> [TASK BRIEF]
In the records below, work out how many lines hold the word "keys". Report the number alone.

> [DATA FOR THIS EXERCISE]

◇ ◇ ◇

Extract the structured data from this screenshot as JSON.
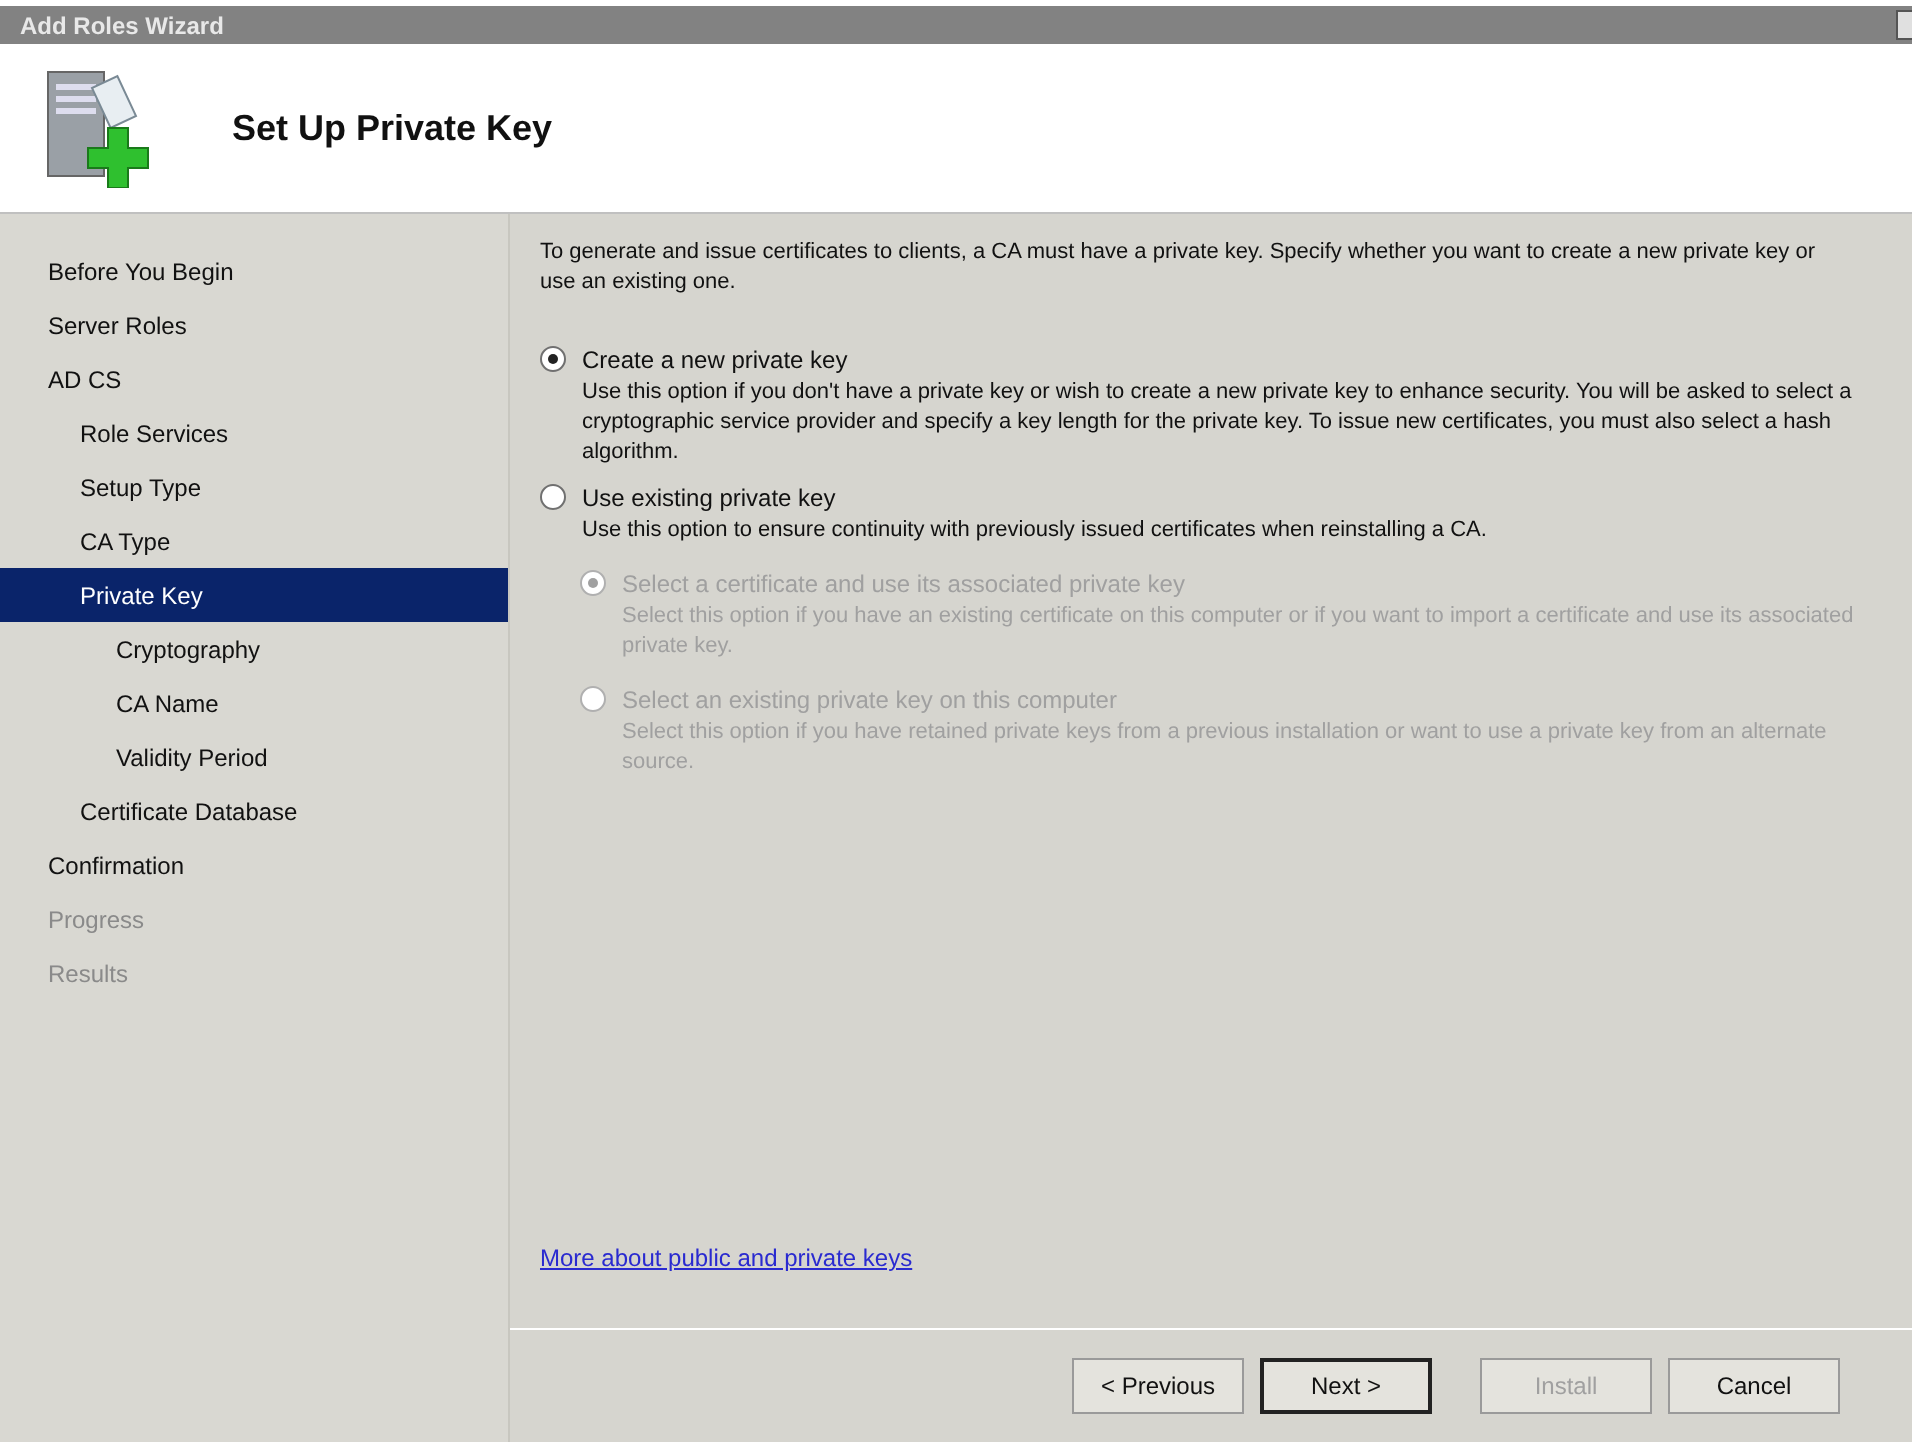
{
  "window": {
    "title": "Add Roles Wizard"
  },
  "header": {
    "title": "Set Up Private Key"
  },
  "sidebar": {
    "items": [
      {
        "label": "Before You Begin",
        "selected": false,
        "disabled": false
      },
      {
        "label": "Server Roles",
        "selected": false,
        "disabled": false
      },
      {
        "label": "AD CS",
        "selected": false,
        "disabled": false,
        "children": [
          {
            "label": "Role Services",
            "selected": false,
            "disabled": false
          },
          {
            "label": "Setup Type",
            "selected": false,
            "disabled": false
          },
          {
            "label": "CA Type",
            "selected": false,
            "disabled": false
          },
          {
            "label": "Private Key",
            "selected": true,
            "disabled": false,
            "children": [
              {
                "label": "Cryptography",
                "selected": false,
                "disabled": false
              },
              {
                "label": "CA Name",
                "selected": false,
                "disabled": false
              },
              {
                "label": "Validity Period",
                "selected": false,
                "disabled": false
              }
            ]
          },
          {
            "label": "Certificate Database",
            "selected": false,
            "disabled": false
          }
        ]
      },
      {
        "label": "Confirmation",
        "selected": false,
        "disabled": false
      },
      {
        "label": "Progress",
        "selected": false,
        "disabled": true
      },
      {
        "label": "Results",
        "selected": false,
        "disabled": true
      }
    ]
  },
  "content": {
    "intro": "To generate and issue certificates to clients, a CA must have a private key. Specify whether you want to create a new private key or use an existing one.",
    "options": [
      {
        "label": "Create a new private key",
        "selected": true,
        "disabled": false,
        "description": "Use this option if you don't have a private key or wish to create a new private key to enhance security. You will be asked to select a cryptographic service provider and specify a key length for the private key. To issue new certificates, you must also select a hash algorithm."
      },
      {
        "label": "Use existing private key",
        "selected": false,
        "disabled": false,
        "description": "Use this option to ensure continuity with previously issued certificates when reinstalling a CA.",
        "children": [
          {
            "label": "Select a certificate and use its associated private key",
            "selected": true,
            "disabled": true,
            "description": "Select this option if you have an existing certificate on this computer or if you want to import a certificate and use its associated private key."
          },
          {
            "label": "Select an existing private key on this computer",
            "selected": false,
            "disabled": true,
            "description": "Select this option if you have retained private keys from a previous installation or want to use a private key from an alternate source."
          }
        ]
      }
    ],
    "link": "More about public and private keys"
  },
  "buttons": [
    {
      "label": "< Previous",
      "disabled": false,
      "default": false
    },
    {
      "label": "Next >",
      "disabled": false,
      "default": true
    },
    {
      "label": "Install",
      "disabled": true,
      "default": false
    },
    {
      "label": "Cancel",
      "disabled": false,
      "default": false
    }
  ]
}
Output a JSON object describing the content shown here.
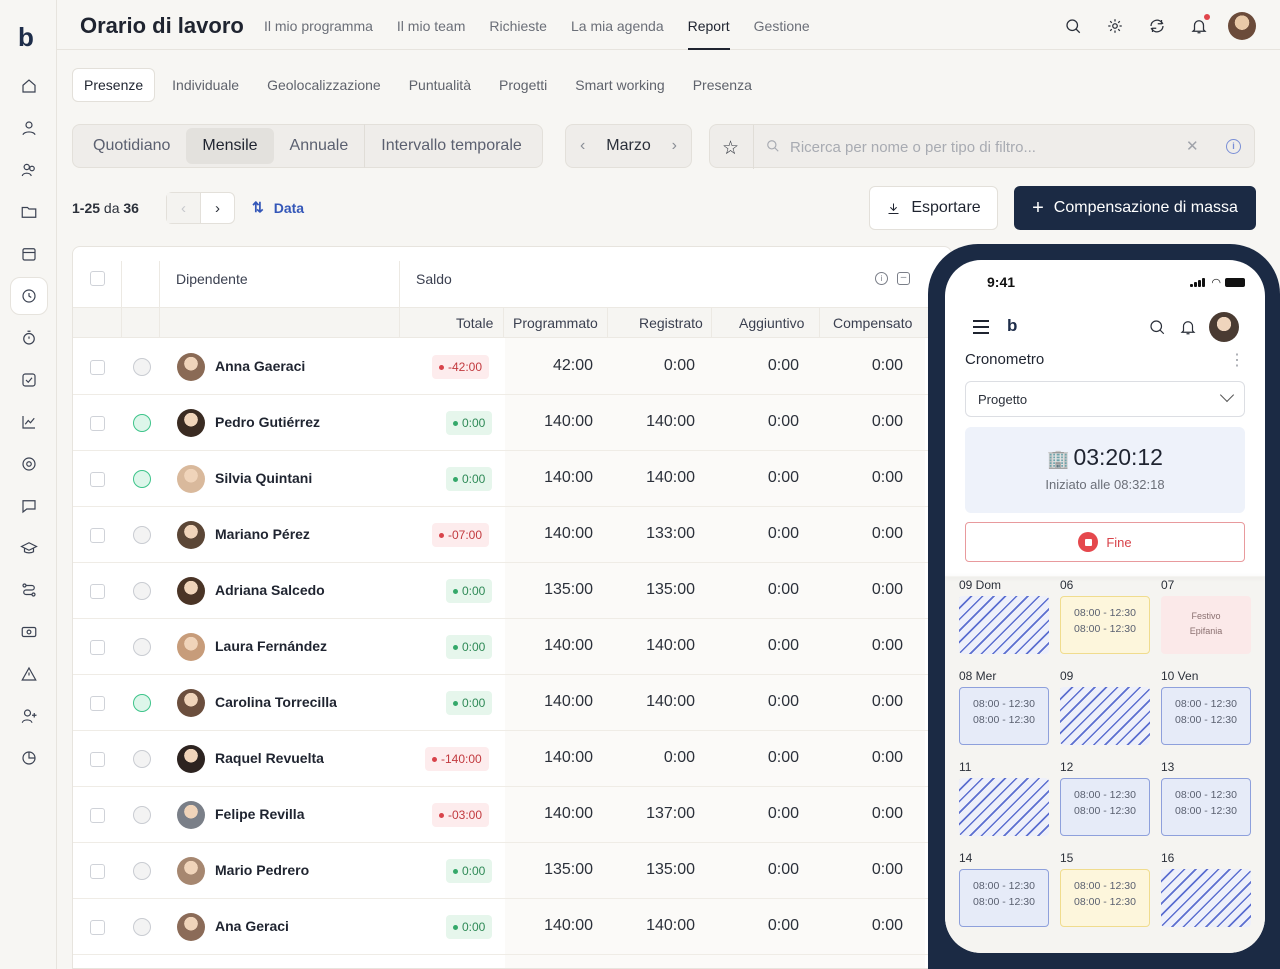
{
  "app": {
    "logo": "b",
    "title": "Orario di lavoro"
  },
  "topnav": [
    {
      "label": "Il mio programma"
    },
    {
      "label": "Il mio team"
    },
    {
      "label": "Richieste"
    },
    {
      "label": "La mia agenda"
    },
    {
      "label": "Report",
      "active": true
    },
    {
      "label": "Gestione"
    }
  ],
  "top_icons": [
    "search-icon",
    "gear-icon",
    "sync-icon",
    "bell-icon"
  ],
  "subtabs": [
    {
      "label": "Presenze",
      "active": true
    },
    {
      "label": "Individuale"
    },
    {
      "label": "Geolocalizzazione"
    },
    {
      "label": "Puntualità"
    },
    {
      "label": "Progetti"
    },
    {
      "label": "Smart working"
    },
    {
      "label": "Presenza"
    }
  ],
  "periods": [
    {
      "label": "Quotidiano"
    },
    {
      "label": "Mensile",
      "active": true
    },
    {
      "label": "Annuale"
    },
    {
      "label": "Intervallo temporale"
    }
  ],
  "month": "Marzo",
  "search": {
    "placeholder": "Ricerca per nome o per tipo di filtro..."
  },
  "pager": {
    "range": "1-25",
    "of": "da",
    "total": "36"
  },
  "sort": {
    "label": "Data"
  },
  "actions": {
    "export": "Esportare",
    "mass": "Compensazione di massa"
  },
  "table": {
    "header": {
      "employee": "Dipendente",
      "balance": "Saldo"
    },
    "subheader": {
      "total": "Totale",
      "scheduled": "Programmato",
      "recorded": "Registrato",
      "additional": "Aggiuntivo",
      "compensated": "Compensato"
    },
    "rows": [
      {
        "name": "Anna Gaeraci",
        "status": "grey",
        "balance": "-42:00",
        "sign": "neg",
        "scheduled": "42:00",
        "recorded": "0:00",
        "additional": "0:00",
        "compensated": "0:00"
      },
      {
        "name": "Pedro Gutiérrez",
        "status": "green",
        "balance": "0:00",
        "sign": "pos",
        "scheduled": "140:00",
        "recorded": "140:00",
        "additional": "0:00",
        "compensated": "0:00"
      },
      {
        "name": "Silvia Quintani",
        "status": "green",
        "balance": "0:00",
        "sign": "pos",
        "scheduled": "140:00",
        "recorded": "140:00",
        "additional": "0:00",
        "compensated": "0:00"
      },
      {
        "name": "Mariano Pérez",
        "status": "grey",
        "balance": "-07:00",
        "sign": "neg",
        "scheduled": "140:00",
        "recorded": "133:00",
        "additional": "0:00",
        "compensated": "0:00"
      },
      {
        "name": "Adriana Salcedo",
        "status": "grey",
        "balance": "0:00",
        "sign": "pos",
        "scheduled": "135:00",
        "recorded": "135:00",
        "additional": "0:00",
        "compensated": "0:00"
      },
      {
        "name": "Laura Fernández",
        "status": "grey",
        "balance": "0:00",
        "sign": "pos",
        "scheduled": "140:00",
        "recorded": "140:00",
        "additional": "0:00",
        "compensated": "0:00"
      },
      {
        "name": "Carolina Torrecilla",
        "status": "green",
        "balance": "0:00",
        "sign": "pos",
        "scheduled": "140:00",
        "recorded": "140:00",
        "additional": "0:00",
        "compensated": "0:00"
      },
      {
        "name": "Raquel Revuelta",
        "status": "grey",
        "balance": "-140:00",
        "sign": "neg",
        "scheduled": "140:00",
        "recorded": "0:00",
        "additional": "0:00",
        "compensated": "0:00"
      },
      {
        "name": "Felipe Revilla",
        "status": "grey",
        "balance": "-03:00",
        "sign": "neg",
        "scheduled": "140:00",
        "recorded": "137:00",
        "additional": "0:00",
        "compensated": "0:00"
      },
      {
        "name": "Mario Pedrero",
        "status": "grey",
        "balance": "0:00",
        "sign": "pos",
        "scheduled": "135:00",
        "recorded": "135:00",
        "additional": "0:00",
        "compensated": "0:00"
      },
      {
        "name": "Ana Geraci",
        "status": "grey",
        "balance": "0:00",
        "sign": "pos",
        "scheduled": "140:00",
        "recorded": "140:00",
        "additional": "0:00",
        "compensated": "0:00"
      }
    ]
  },
  "phone": {
    "time": "9:41",
    "logo": "b",
    "title": "Cronometro",
    "select": "Progetto",
    "timer": "03:20:12",
    "started": "Iniziato alle 08:32:18",
    "stop": "Fine",
    "days": [
      {
        "label": "09 Dom",
        "kind": "hatch"
      },
      {
        "label": "06",
        "kind": "yellow",
        "slots": [
          "08:00 - 12:30",
          "08:00 - 12:30"
        ]
      },
      {
        "label": "07",
        "kind": "pink",
        "note": [
          "Festivo",
          "Epifania"
        ]
      },
      {
        "label": "08 Mer",
        "kind": "blue",
        "slots": [
          "08:00 - 12:30",
          "08:00 - 12:30"
        ]
      },
      {
        "label": "09",
        "kind": "hatch"
      },
      {
        "label": "10 Ven",
        "kind": "blue",
        "slots": [
          "08:00 - 12:30",
          "08:00 - 12:30"
        ]
      },
      {
        "label": "11",
        "kind": "hatch"
      },
      {
        "label": "12",
        "kind": "blue",
        "slots": [
          "08:00 - 12:30",
          "08:00 - 12:30"
        ]
      },
      {
        "label": "13",
        "kind": "blue",
        "slots": [
          "08:00 - 12:30",
          "08:00 - 12:30"
        ]
      },
      {
        "label": "14",
        "kind": "blue",
        "slots": [
          "08:00 - 12:30",
          "08:00 - 12:30"
        ]
      },
      {
        "label": "15",
        "kind": "yellow",
        "slots": [
          "08:00 - 12:30",
          "08:00 - 12:30"
        ]
      },
      {
        "label": "16",
        "kind": "hatch"
      }
    ]
  },
  "colors": {
    "primary": "#1b2a44",
    "accent": "#3457b8",
    "positive": "#35a86a",
    "negative": "#d8434a"
  }
}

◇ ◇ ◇

> [PROBLEM SOLUTION]
2